The purpose of capital facilities planning is to:
- Provide adequate public facilities to serve existing and new development
- Reduce the cost of serving new development with public facilities
- Ensure that these facilities will be in place when development occurs.
The capital facilities plan is a six or more year plan of capital projects with estimated costs and proposed methods of financing that is updated annually.
The Washington State Growth Management Act requires jurisdictions fully planning under the GMA to include a capital facilities plan element in their comprehensive plans (RCW 36.70A.070(3)). The capital facilities element is required before a jurisdiction can impose GMA impact fees. Other jurisdictions are required to have a capital facilities plan before imposing certain taxes, such as the real estate excise tax and to qualify for state funding for capital facilities.
The capital facilities plan implements the land use element of the comprehensive plan, and these two elements, including the financing plan within the capital facilities element, must be coordinated and consistent. The GMA also requires a separate transportation element.
The Washington State Department of Commerce, Growth Management Services Capital Facilities Planning page is an excellent starting point for information on capital facilities planning. It includes a capital facilities planning tool available for downloading to help jurisdictions develop capital facilities plans.
Statutes and Administrative Regulations
Growth Management Act
- RCW 36.70A.070(3) – Capital facilities is one of the mandatory elements of comprehensive plan, Growth Management Act (also see (6)(B) and (C) regarding level of service and transportation)
- RCW 36.70A.020 – Planning goals (1) and (12)
- RCW 36.70A.030(12) – Public facilities definition
- WAC 365-196-415 – Capital facilities element
Other state statutes
- RCW 58.17.110(2) – Consideration of public facilities for a subdivision and conditions for approval
- RCW 82.02.050(4) – Impact fees. Requires capital facilities plan prior to imposition of GMA impact fees to finance system improvements related to the new development
- RCW 82.46.035(5)(b) – “Capital project” definition, for real estate excise tax
General Resources on Capital Facility Planning
The following provide background and general information regarding capital facility planning.
- Capital Facilities Planning, Washington State Department of Commerce, Growth Management Services – Includes capital facilities planning tool
- Capital Facilities Planning Guidebook - Washington State Department of Commerce, Growth Management Services, 10/2014
- Capital Facilities Planning: Put Your Money Where Your Mouth Is, Presentations at April 2014 PAW Conference by Joyce Phillips, Lynn Kohn, and Mike Bailey
- Capital Improvement Plans and Budgets, by Vicki Elmer, University of California at Berkeley Department of City and Regional Planning - Explains what planners need to know about capital budgeting and finance
- Infrastructure Planning Framework, in Funding for Local Government Infrastructure, Puget Sound Regional Council, 09/2009

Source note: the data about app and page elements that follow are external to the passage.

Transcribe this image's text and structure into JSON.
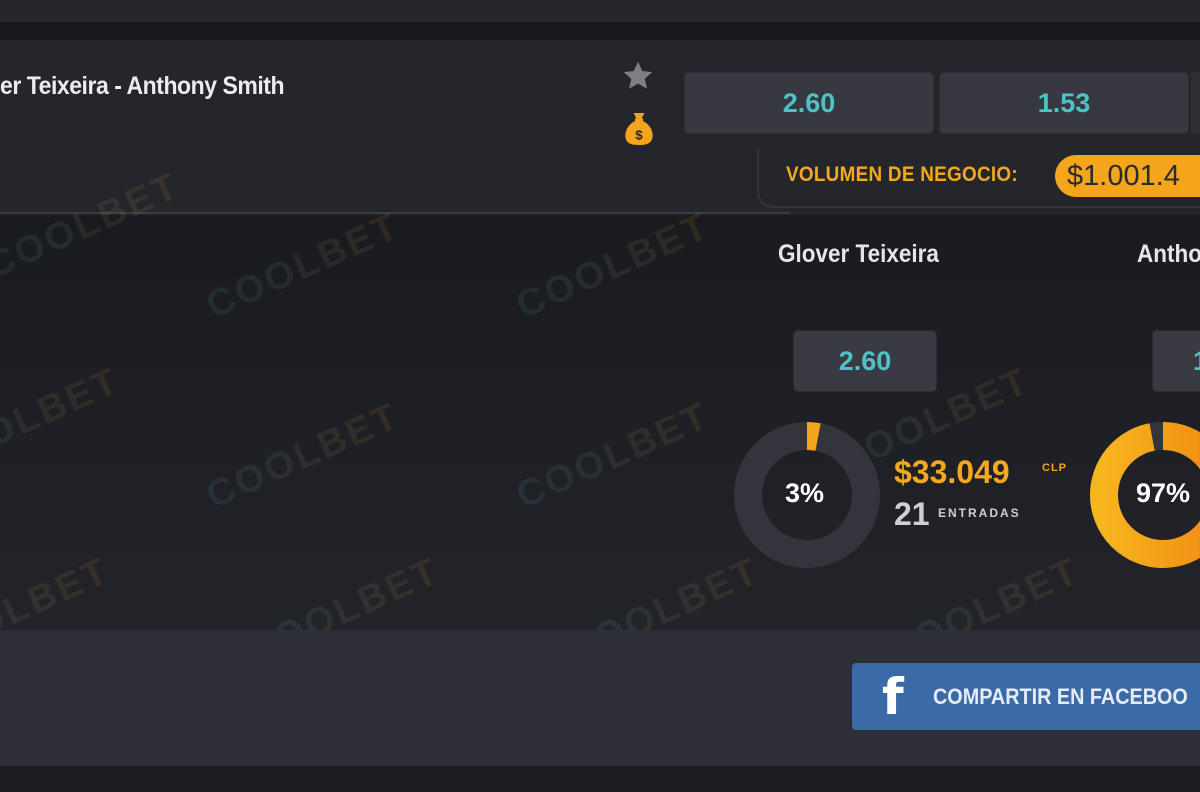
{
  "match": {
    "title": "er Teixeira  -  Anthony Smith",
    "odds": [
      "2.60",
      "1.53"
    ],
    "icons": {
      "favorite": "star-icon",
      "money": "money-bag-icon"
    }
  },
  "volume": {
    "label": "VOLUMEN DE NEGOCIO:",
    "amount": "$1.001.4"
  },
  "watermark": "COOLBET",
  "fighters": [
    {
      "name": "Glover Teixeira",
      "odds": "2.60",
      "percent_label": "3%",
      "percent": 3,
      "amount": "$33.049",
      "amount_unit": "CLP",
      "entries": "21",
      "entries_label": "ENTRADAS"
    },
    {
      "name": "Antho",
      "odds": "1",
      "percent_label": "97%",
      "percent": 97
    }
  ],
  "share": {
    "label": "COMPARTIR EN FACEBOO",
    "icon": "facebook-icon"
  },
  "colors": {
    "accent": "#f3a81e",
    "odds_text": "#4fc2c8",
    "facebook": "#3b6aa8",
    "donut_track": "#34353c"
  }
}
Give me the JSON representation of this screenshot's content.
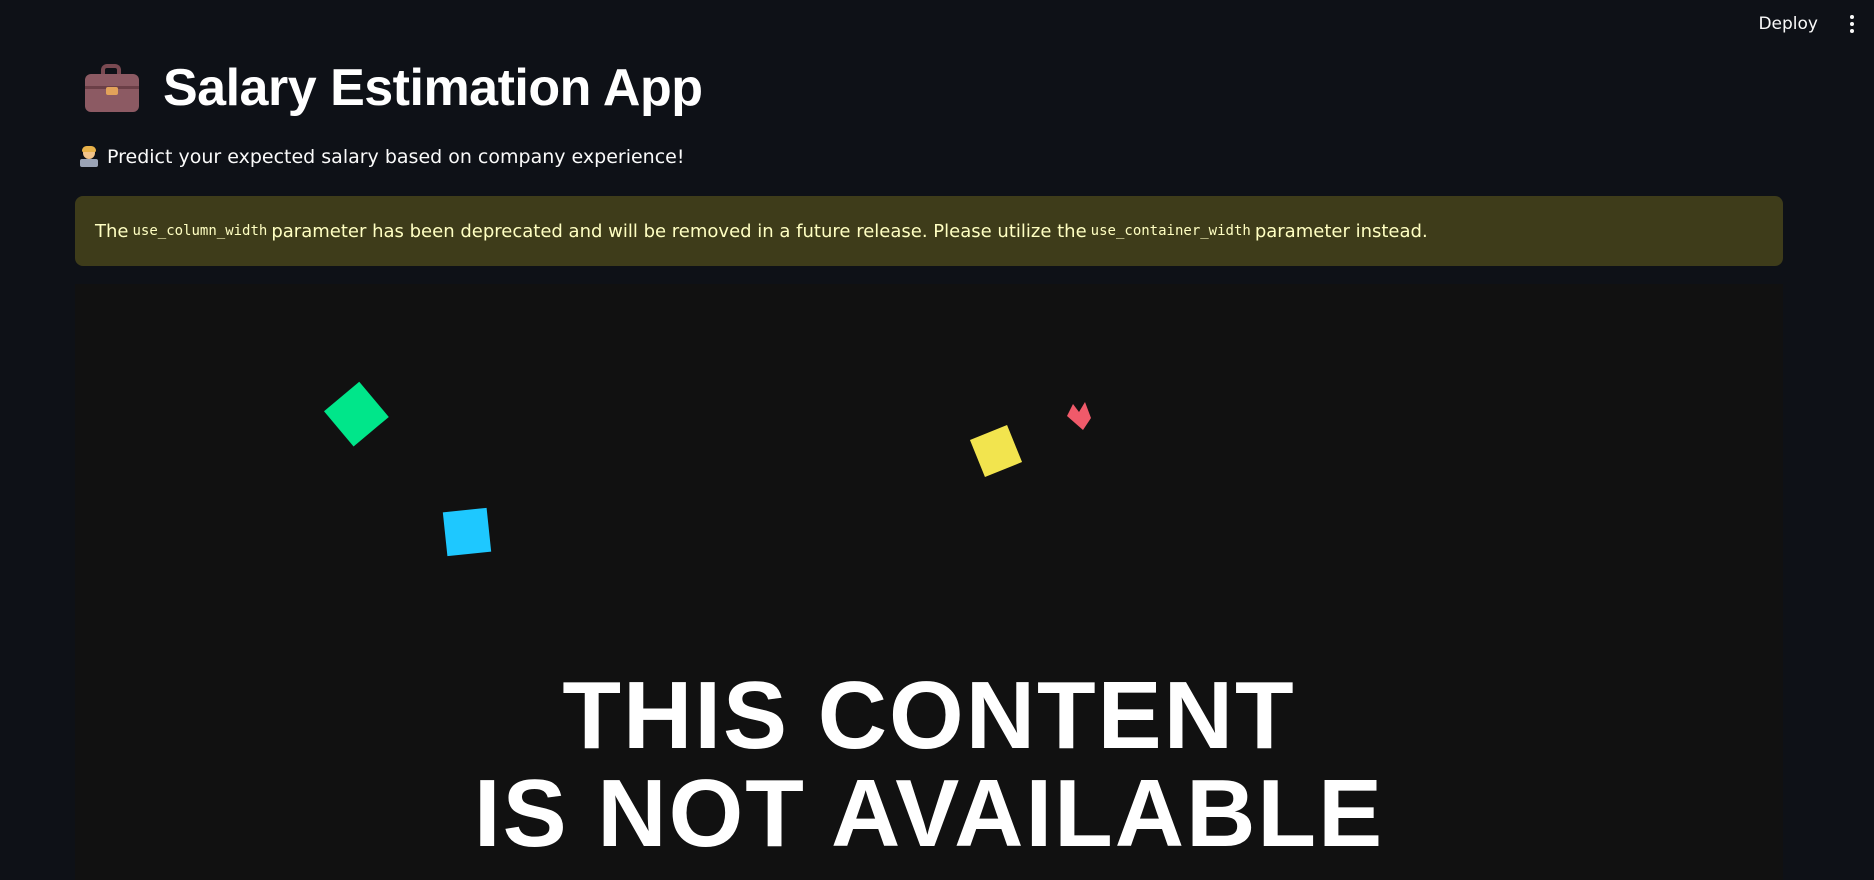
{
  "header": {
    "deploy_label": "Deploy",
    "menu_icon": "vertical-ellipsis-icon"
  },
  "page": {
    "title_icon": "briefcase-icon",
    "title": "Salary Estimation App",
    "subtitle_icon": "technologist-icon",
    "subtitle": "Predict your expected salary based on company experience!"
  },
  "warning": {
    "text_1": "The",
    "code_1": "use_column_width",
    "text_2": "parameter has been deprecated and will be removed in a future release. Please utilize the",
    "code_2": "use_container_width",
    "text_3": "parameter instead."
  },
  "media": {
    "line_1": "THIS CONTENT",
    "line_2": "IS NOT AVAILABLE"
  },
  "colors": {
    "background": "#0e1117",
    "warning_bg": "#3e3c1a",
    "warning_text": "#ffffc2",
    "media_bg": "#111111",
    "confetti_green": "#00e68a",
    "confetti_blue": "#1ec8ff",
    "confetti_yellow": "#f2e44e",
    "confetti_red": "#f05a6a"
  }
}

- Capital Planning Policies, GFOA, 09/2013 - Recommends capital planning policies that address local government services, structure, and the external environment
- Multi-Year Capital Planning, GFOA Best Practice, 2006 - Summary of basic elements of multi-year capital planning
Capital Budget Policies
The following are general capital budget and capital improvement program policies found in budget documents.
Capital Facilities Plans
Some of these capital facilities elements and plans have been recommended as good examples in the past by Growth Management Services at the Washington State Department of Commerce. These are noted with *.
The following address infrastructure funding and resources in Washington State and may be useful in developing capital facilities plans.